## TASK GOAL:
Gather all lines in the entries that include the word "kind".

## RAW DATA:
----------------

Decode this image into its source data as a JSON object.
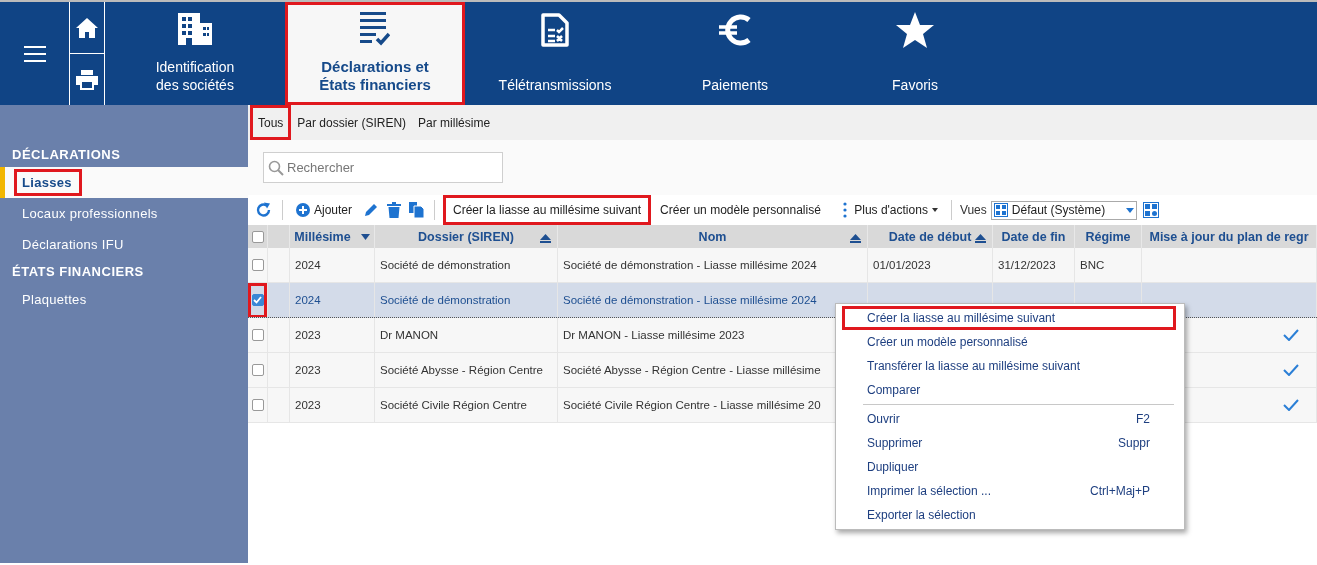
{
  "header": {
    "side_buttons": [
      {
        "kind": "home"
      },
      {
        "kind": "print"
      }
    ],
    "nav": [
      {
        "label": "Identification\ndes sociétés",
        "kind": "building",
        "selected": false,
        "highlighted": false
      },
      {
        "label": "Déclarations et\nÉtats financiers",
        "kind": "list-check",
        "selected": true,
        "highlighted": true
      },
      {
        "label": "Télétransmissions",
        "kind": "document",
        "selected": false,
        "highlighted": false
      },
      {
        "label": "Paiements",
        "kind": "euro",
        "selected": false,
        "highlighted": false
      },
      {
        "label": "Favoris",
        "kind": "star",
        "selected": false,
        "highlighted": false
      }
    ]
  },
  "sidebar": {
    "sections": [
      {
        "title": "DÉCLARATIONS",
        "items": [
          {
            "label": "Liasses",
            "selected": true,
            "highlighted": true
          },
          {
            "label": "Locaux professionnels",
            "selected": false,
            "highlighted": false
          },
          {
            "label": "Déclarations IFU",
            "selected": false,
            "highlighted": false
          }
        ]
      },
      {
        "title": "ÉTATS FINANCIERS",
        "items": [
          {
            "label": "Plaquettes",
            "selected": false,
            "highlighted": false
          }
        ]
      }
    ]
  },
  "tabs": [
    {
      "label": "Tous",
      "selected": true,
      "highlighted": true
    },
    {
      "label": "Par dossier (SIREN)",
      "selected": false,
      "highlighted": false
    },
    {
      "label": "Par millésime",
      "selected": false,
      "highlighted": false
    }
  ],
  "search": {
    "placeholder": "Rechercher"
  },
  "toolbar": {
    "add_label": "Ajouter",
    "actions": [
      {
        "label": "Créer la liasse au millésime suivant",
        "highlighted": true
      },
      {
        "label": "Créer un modèle personnalisé",
        "highlighted": false
      }
    ],
    "more_label": "Plus d'actions",
    "views_label": "Vues",
    "view_value": "Défaut (Système)"
  },
  "table": {
    "header_checked": false,
    "columns": [
      {
        "label": "Millésime",
        "sort_descending": true,
        "sort_ascending": false
      },
      {
        "label": "Dossier (SIREN)",
        "sort_descending": false,
        "sort_ascending": true
      },
      {
        "label": "Nom",
        "sort_descending": false,
        "sort_ascending": true
      },
      {
        "label": "Date de début",
        "sort_descending": false,
        "sort_ascending": true
      },
      {
        "label": "Date de fin",
        "sort_descending": false,
        "sort_ascending": false
      },
      {
        "label": "Régime",
        "sort_descending": false,
        "sort_ascending": false
      },
      {
        "label": "Mise à jour du plan de regr",
        "sort_descending": false,
        "sort_ascending": false
      }
    ],
    "rows": [
      {
        "selected": false,
        "checked": false,
        "highlighted": false,
        "cells": [
          "2024",
          "Société de démonstration",
          "Société de démonstration - Liasse millésime 2024",
          "01/01/2023",
          "31/12/2023",
          "BNC"
        ],
        "updated": false
      },
      {
        "selected": true,
        "checked": true,
        "highlighted": true,
        "cells": [
          "2024",
          "Société de démonstration",
          "Société de démonstration - Liasse millésime 2024"
        ],
        "updated": false
      },
      {
        "selected": false,
        "checked": false,
        "highlighted": false,
        "cells": [
          "2023",
          "Dr MANON",
          "Dr MANON - Liasse millésime 2023"
        ],
        "updated": true
      },
      {
        "selected": false,
        "checked": false,
        "highlighted": false,
        "cells": [
          "2023",
          "Société Abysse - Région Centre",
          "Société Abysse - Région Centre - Liasse millésime"
        ],
        "updated": true
      },
      {
        "selected": false,
        "checked": false,
        "highlighted": false,
        "cells": [
          "2023",
          "Société Civile Région Centre",
          "Société Civile Région Centre - Liasse millésime 20"
        ],
        "updated": true
      }
    ]
  },
  "context_menu": {
    "groups": [
      {
        "items": [
          {
            "label": "Créer la liasse au millésime suivant",
            "highlighted": true
          },
          {
            "label": "Créer un modèle personnalisé",
            "highlighted": false
          },
          {
            "label": "Transférer la liasse au millésime suivant",
            "highlighted": false
          },
          {
            "label": "Comparer",
            "highlighted": false
          }
        ]
      },
      {
        "items": [
          {
            "label": "Ouvrir",
            "shortcut": "F2",
            "highlighted": false
          },
          {
            "label": "Supprimer",
            "shortcut": "Suppr",
            "highlighted": false
          },
          {
            "label": "Dupliquer",
            "highlighted": false
          },
          {
            "label": "Imprimer la sélection ...",
            "shortcut": "Ctrl+Maj+P",
            "highlighted": false
          },
          {
            "label": "Exporter la sélection",
            "highlighted": false
          }
        ]
      }
    ]
  }
}
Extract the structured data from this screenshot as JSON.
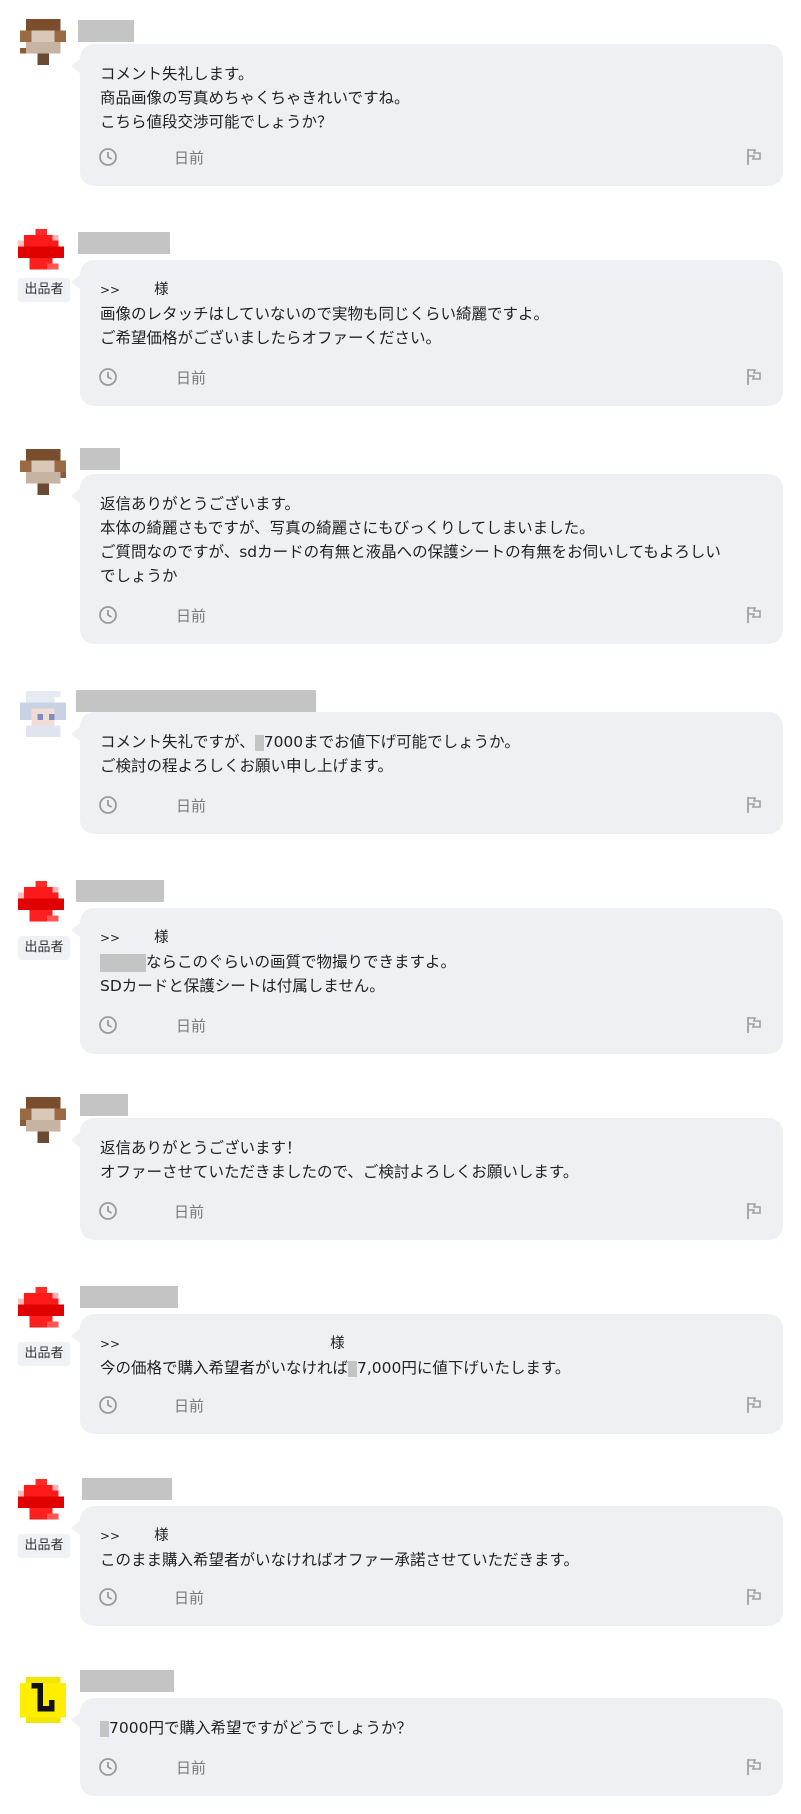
{
  "labels": {
    "seller_badge": "出品者",
    "reply_prefix": ">>",
    "honorific": "様",
    "time_suffix": "日前"
  },
  "comments": [
    {
      "id": "c1",
      "role": "buyer",
      "lines": [
        "コメント失礼します。",
        "商品画像の写真めちゃくちゃきれいですね。",
        "こちら値段交渉可能でしょうか？"
      ]
    },
    {
      "id": "c2",
      "role": "seller",
      "lines": [
        "画像のレタッチはしていないので実物も同じくらい綺麗ですよ。",
        "ご希望価格がございましたらオファーください。"
      ]
    },
    {
      "id": "c3",
      "role": "buyer",
      "lines": [
        "返信ありがとうございます。",
        "本体の綺麗さもですが、写真の綺麗さにもびっくりしてしまいました。",
        "ご質問なのですが、sdカードの有無と液晶への保護シートの有無をお伺いしてもよろしい",
        "でしょうか"
      ]
    },
    {
      "id": "c4",
      "role": "buyer",
      "line1_before": "コメント失礼ですが、",
      "line1_after": "7000までお値下げ可能でしょうか。",
      "lines": [
        "ご検討の程よろしくお願い申し上げます。"
      ]
    },
    {
      "id": "c5",
      "role": "seller",
      "line1_after": "ならこのぐらいの画質で物撮りできますよ。",
      "lines": [
        "SDカードと保護シートは付属しません。"
      ]
    },
    {
      "id": "c6",
      "role": "buyer",
      "lines": [
        "返信ありがとうございます！",
        "オファーさせていただきましたので、ご検討よろしくお願いします。"
      ]
    },
    {
      "id": "c7",
      "role": "seller",
      "line1_before": "今の価格で購入希望者がいなければ",
      "line1_after": "7,000円に値下げいたします。"
    },
    {
      "id": "c8",
      "role": "seller",
      "lines": [
        "このまま購入希望者がいなければオファー承諾させていただきます。"
      ]
    },
    {
      "id": "c9",
      "role": "buyer",
      "line1_after": "7000円で購入希望ですがどうでしょうか？"
    }
  ],
  "icons": {
    "clock": "clock-icon",
    "flag": "flag-icon",
    "avatar_brown": "avatar-pixel-brown",
    "avatar_red": "avatar-pixel-red",
    "avatar_white": "avatar-pixel-white",
    "avatar_yellow": "avatar-pixel-yellow"
  },
  "colors": {
    "bubble_bg": "#eff0f4",
    "mask": "#c4c4c4",
    "time_text": "#7a7a7a",
    "seller_badge_bg": "#eef1f5"
  }
}
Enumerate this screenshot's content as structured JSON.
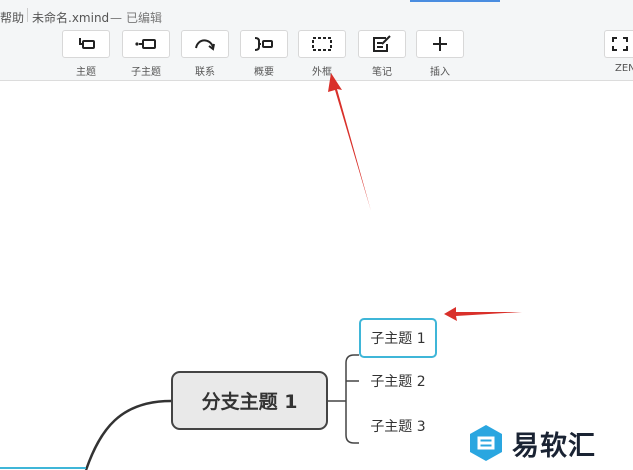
{
  "titlebar": {
    "menu_help": "帮助",
    "filename": "未命名.xmind",
    "status_dash": "—",
    "status": "已编辑"
  },
  "toolbar": {
    "items": [
      {
        "label": "主题",
        "icon": "topic-icon"
      },
      {
        "label": "子主题",
        "icon": "subtopic-icon"
      },
      {
        "label": "联系",
        "icon": "relationship-icon"
      },
      {
        "label": "概要",
        "icon": "summary-icon"
      },
      {
        "label": "外框",
        "icon": "boundary-icon"
      },
      {
        "label": "笔记",
        "icon": "note-icon"
      },
      {
        "label": "插入",
        "icon": "plus-icon"
      },
      {
        "label": "ZEN",
        "icon": "zen-icon"
      }
    ]
  },
  "mindmap": {
    "branch": "分支主题 1",
    "subtopics": [
      "子主题 1",
      "子主题 2",
      "子主题 3"
    ]
  },
  "watermark": {
    "text": "易软汇"
  },
  "colors": {
    "annotation_arrow": "#d9302a",
    "selection": "#3fb6d8",
    "toolbar_bg": "#f4f6f7"
  }
}
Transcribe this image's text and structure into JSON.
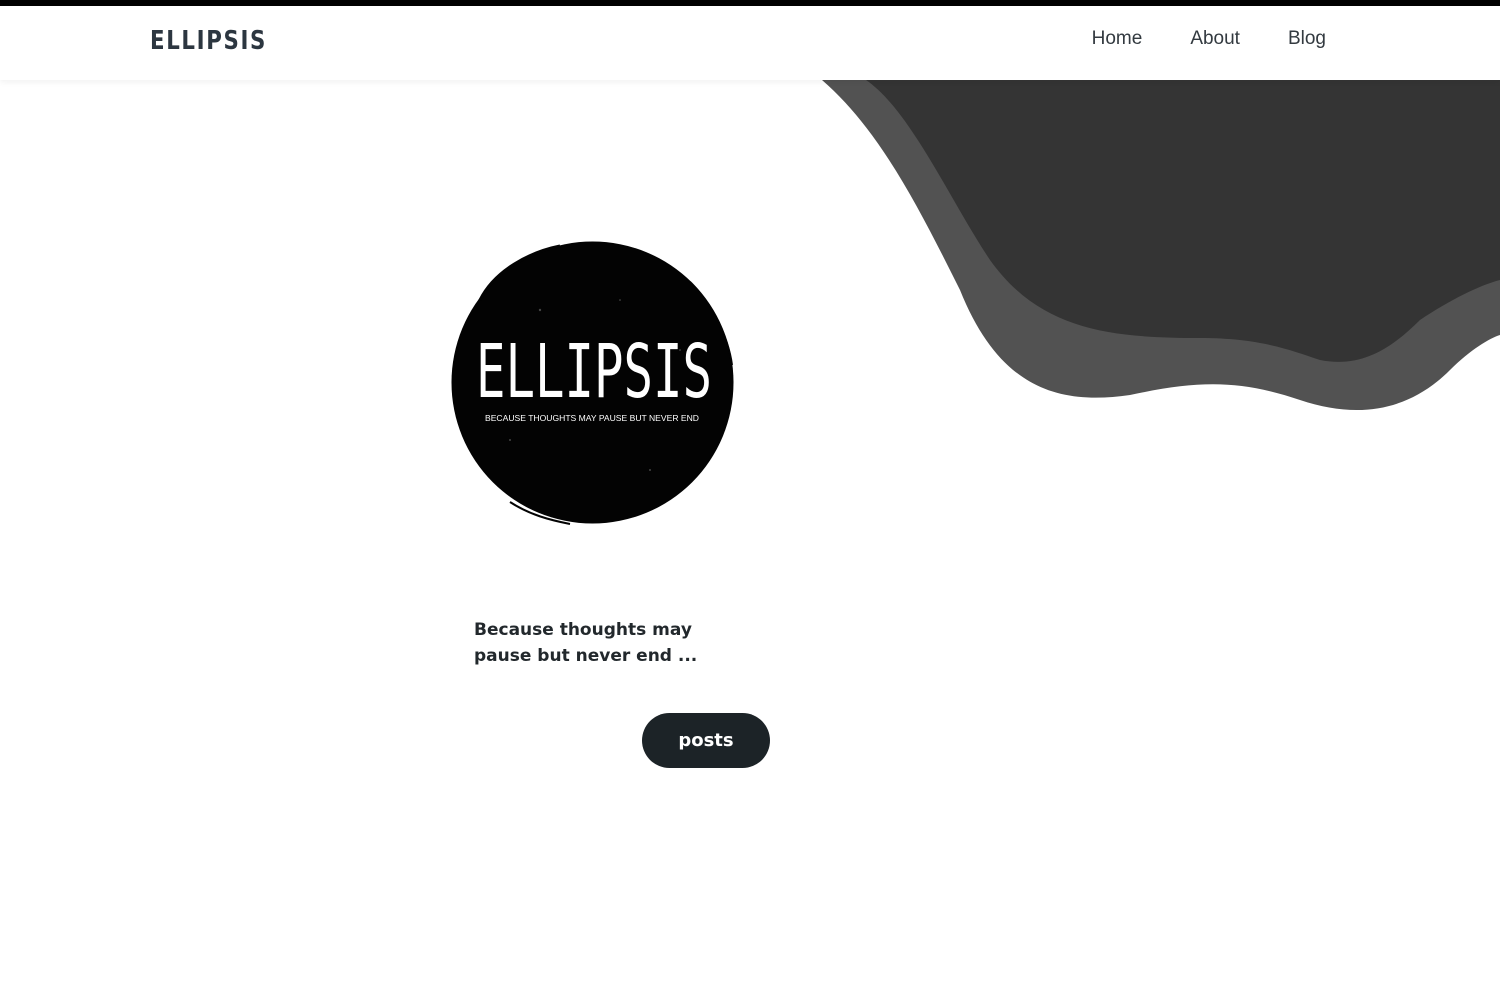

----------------

## SOLUTION TO THIS TASK:
        "kind": "home"
        "kind": "print"
        "kind": "building",
        "kind": "list-check",
        "kind": "document",
        "kind": "euro",
        "kind": "star",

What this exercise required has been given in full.